A Population-Based Cohort Study Examining the Incidence and Impact of Psychotic Experiences From Childhood to Adulthood, and Prediction of Psychotic Disorder [2020]

The authors investigated the incidence, course, and outcome of psychotic experiences from childhood through early adulthood in the general population and examined prediction of psychotic disorder.

This was a population-based cohort study using the semistructured Psychosis-Like Symptoms Interview at ages 12, 18, and 24 (N=7,900 with any data). Incidence rates were estimated using flexible parametric modeling, and positive predictive values (PPVs), sensitivity, specificity, and area under the curve were estimated for prediction.

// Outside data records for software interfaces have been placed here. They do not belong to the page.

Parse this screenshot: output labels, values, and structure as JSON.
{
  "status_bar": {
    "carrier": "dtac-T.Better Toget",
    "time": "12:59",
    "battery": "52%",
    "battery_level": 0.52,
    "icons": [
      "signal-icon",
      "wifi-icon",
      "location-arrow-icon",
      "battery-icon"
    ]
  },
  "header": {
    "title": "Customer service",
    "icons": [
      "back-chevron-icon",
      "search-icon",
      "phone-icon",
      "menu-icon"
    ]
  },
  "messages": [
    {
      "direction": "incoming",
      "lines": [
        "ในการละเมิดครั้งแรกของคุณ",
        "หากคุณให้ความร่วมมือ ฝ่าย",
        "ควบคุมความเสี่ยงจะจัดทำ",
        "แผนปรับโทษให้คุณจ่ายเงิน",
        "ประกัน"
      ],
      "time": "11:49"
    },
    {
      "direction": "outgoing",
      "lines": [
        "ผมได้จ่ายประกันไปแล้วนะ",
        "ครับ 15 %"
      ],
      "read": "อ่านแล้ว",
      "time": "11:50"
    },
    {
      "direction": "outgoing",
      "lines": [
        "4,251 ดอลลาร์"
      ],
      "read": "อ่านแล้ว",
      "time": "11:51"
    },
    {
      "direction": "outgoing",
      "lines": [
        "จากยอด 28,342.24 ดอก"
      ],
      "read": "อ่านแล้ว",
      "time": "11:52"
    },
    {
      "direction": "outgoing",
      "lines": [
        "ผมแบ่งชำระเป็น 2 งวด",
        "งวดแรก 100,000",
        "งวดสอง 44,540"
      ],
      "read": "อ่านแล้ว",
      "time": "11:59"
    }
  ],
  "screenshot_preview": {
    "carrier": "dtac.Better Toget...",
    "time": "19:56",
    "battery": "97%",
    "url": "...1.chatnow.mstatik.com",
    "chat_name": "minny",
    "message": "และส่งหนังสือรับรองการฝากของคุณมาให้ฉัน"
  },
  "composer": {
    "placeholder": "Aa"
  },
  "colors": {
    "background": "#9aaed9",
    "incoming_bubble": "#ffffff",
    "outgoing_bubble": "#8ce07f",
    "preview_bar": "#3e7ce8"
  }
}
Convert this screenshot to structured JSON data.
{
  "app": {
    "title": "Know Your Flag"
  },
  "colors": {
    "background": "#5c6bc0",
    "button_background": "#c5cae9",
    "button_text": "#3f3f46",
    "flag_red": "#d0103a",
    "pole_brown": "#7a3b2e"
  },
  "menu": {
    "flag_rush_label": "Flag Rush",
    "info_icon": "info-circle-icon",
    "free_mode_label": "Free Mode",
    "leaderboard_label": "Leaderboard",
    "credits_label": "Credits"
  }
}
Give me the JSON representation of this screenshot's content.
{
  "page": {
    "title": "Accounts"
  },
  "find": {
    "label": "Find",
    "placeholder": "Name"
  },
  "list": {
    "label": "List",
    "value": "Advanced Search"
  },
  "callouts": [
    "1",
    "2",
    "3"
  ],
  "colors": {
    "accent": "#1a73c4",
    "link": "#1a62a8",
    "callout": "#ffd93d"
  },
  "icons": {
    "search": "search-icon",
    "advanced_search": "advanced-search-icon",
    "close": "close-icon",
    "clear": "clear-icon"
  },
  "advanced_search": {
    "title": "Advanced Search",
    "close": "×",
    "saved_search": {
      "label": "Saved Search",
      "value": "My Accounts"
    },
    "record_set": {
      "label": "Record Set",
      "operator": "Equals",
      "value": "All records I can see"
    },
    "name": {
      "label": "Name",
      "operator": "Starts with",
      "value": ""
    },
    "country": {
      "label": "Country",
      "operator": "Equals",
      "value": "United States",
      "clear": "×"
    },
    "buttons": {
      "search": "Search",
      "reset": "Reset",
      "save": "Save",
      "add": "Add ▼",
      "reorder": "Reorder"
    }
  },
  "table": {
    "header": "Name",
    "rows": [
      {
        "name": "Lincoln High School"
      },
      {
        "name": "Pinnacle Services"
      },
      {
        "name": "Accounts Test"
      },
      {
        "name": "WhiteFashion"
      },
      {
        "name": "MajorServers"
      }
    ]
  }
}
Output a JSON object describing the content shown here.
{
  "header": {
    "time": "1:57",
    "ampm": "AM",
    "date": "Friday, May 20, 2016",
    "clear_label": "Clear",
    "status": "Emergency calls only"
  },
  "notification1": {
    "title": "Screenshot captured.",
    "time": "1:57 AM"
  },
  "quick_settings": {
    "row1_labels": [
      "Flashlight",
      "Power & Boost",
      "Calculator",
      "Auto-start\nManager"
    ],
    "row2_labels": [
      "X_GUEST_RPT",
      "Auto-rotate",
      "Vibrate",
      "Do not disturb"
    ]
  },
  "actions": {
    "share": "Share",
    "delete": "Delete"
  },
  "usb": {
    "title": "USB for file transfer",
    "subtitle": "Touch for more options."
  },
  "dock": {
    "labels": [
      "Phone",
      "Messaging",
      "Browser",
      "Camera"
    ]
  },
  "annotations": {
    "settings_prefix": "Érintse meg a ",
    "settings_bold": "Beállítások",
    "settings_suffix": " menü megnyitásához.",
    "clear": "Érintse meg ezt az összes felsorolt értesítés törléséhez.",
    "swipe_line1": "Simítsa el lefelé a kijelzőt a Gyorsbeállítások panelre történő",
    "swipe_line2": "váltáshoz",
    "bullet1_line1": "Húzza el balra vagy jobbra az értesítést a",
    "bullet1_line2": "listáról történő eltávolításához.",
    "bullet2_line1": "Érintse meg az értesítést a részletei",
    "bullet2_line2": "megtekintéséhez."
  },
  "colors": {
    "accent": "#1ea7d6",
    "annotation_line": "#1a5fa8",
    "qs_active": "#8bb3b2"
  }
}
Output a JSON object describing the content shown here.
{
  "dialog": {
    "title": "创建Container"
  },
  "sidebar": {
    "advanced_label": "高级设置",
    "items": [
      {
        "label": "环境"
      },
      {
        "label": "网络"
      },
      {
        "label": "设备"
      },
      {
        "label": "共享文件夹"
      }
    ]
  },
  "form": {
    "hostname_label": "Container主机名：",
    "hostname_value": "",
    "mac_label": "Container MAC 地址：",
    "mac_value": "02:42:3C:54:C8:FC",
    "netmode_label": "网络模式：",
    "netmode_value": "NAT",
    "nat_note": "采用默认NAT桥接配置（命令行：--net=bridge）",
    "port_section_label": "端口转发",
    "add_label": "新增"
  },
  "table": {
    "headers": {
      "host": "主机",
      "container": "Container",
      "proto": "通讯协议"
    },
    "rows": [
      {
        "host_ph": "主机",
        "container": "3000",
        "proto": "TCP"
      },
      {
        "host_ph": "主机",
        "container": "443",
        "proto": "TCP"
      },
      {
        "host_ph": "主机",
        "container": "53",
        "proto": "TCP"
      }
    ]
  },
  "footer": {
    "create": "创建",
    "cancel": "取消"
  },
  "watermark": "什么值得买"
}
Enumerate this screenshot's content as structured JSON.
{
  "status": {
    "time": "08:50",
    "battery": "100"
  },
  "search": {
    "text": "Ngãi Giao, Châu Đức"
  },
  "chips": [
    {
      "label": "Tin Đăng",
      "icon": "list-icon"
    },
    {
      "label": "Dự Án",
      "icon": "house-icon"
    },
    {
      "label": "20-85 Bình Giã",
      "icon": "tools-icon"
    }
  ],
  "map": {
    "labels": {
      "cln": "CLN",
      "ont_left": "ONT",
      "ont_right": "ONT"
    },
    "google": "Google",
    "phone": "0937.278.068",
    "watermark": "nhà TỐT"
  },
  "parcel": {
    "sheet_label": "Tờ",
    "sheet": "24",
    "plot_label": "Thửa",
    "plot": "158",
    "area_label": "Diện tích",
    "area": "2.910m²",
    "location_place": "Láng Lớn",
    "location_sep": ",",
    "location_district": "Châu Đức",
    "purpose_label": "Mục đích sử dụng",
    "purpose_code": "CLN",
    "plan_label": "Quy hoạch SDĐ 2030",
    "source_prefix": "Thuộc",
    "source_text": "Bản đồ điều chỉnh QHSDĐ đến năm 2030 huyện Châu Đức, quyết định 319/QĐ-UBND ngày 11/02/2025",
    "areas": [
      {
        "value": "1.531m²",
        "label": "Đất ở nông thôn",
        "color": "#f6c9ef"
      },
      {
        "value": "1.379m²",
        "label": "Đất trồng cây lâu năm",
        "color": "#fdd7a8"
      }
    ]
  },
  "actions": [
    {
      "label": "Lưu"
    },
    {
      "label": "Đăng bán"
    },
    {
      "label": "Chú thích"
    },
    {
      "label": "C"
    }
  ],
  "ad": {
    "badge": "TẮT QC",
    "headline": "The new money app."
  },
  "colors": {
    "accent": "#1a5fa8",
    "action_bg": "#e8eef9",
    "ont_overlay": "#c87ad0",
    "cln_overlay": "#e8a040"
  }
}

The incidence rate of psychotic experiences increased between ages 13 and 24, peaking during late adolescence. Of 3,866 participants interviewed at age 24, 313 (8.1%, 95% CI=7.2, 9.0) had a definite psychotic experience since age 12. A total of 109 individuals (2.8%) met criteria for a psychotic disorder up to age 24, of whom 70% had sought professional help. Prediction of current psychotic disorder at age 24 (N=47, 1.2%), by both self-report and interviewer-rated measures of psychotic experiences at age 18 (PPVs, 2.9% and 10.0%, respectively), was improved by incorporating information on frequency and distress (PPVs, 13.3% and 20.0%, respectively), although sensitivities were low. The PPV of an at-risk mental state at age 18 predicting incident disorder at ages 18–24 was 21.1% (95% CI=6.1, 45.6) (sensitivity, 14.3%, 95% CI=4.0, 32.7).

The study results show a peak in incidence of psychotic experiences during late adolescence as well as an unmet need for care in young people with psychotic disorders. Because of the low sensitivity, targeting individuals in non-help-seeking samples based only on more severe symptom cutoff thresholds will likely have little impact on population levels of first-episode psychosis.

Sarah A. Sullivan, Ph.D., Daphne Kounali, Ph.D., Mary Cannon, Ph.D., Anthony S. David, M.D., Paul C. Fletcher, Ph.D., Peter Holmans, Ph.D., Hannah Jones, Ph.D., Peter B. Jones, Ph.D., David E.J. Linden, Ph.D., Glyn Lewis, Ph.D., Michael J. Owen, Ph.D., Michael O’Donovan, Ph.D., Alexandros Rammos, Ph.D., Andrew Thompson, M.D., Dieter Wolke, Ph.D., Jon Heron, Ph.D., Stanley Zammit, Ph.D.
The American Journal of Psychiatry, Volume 177, Issue 4, April 01, 2020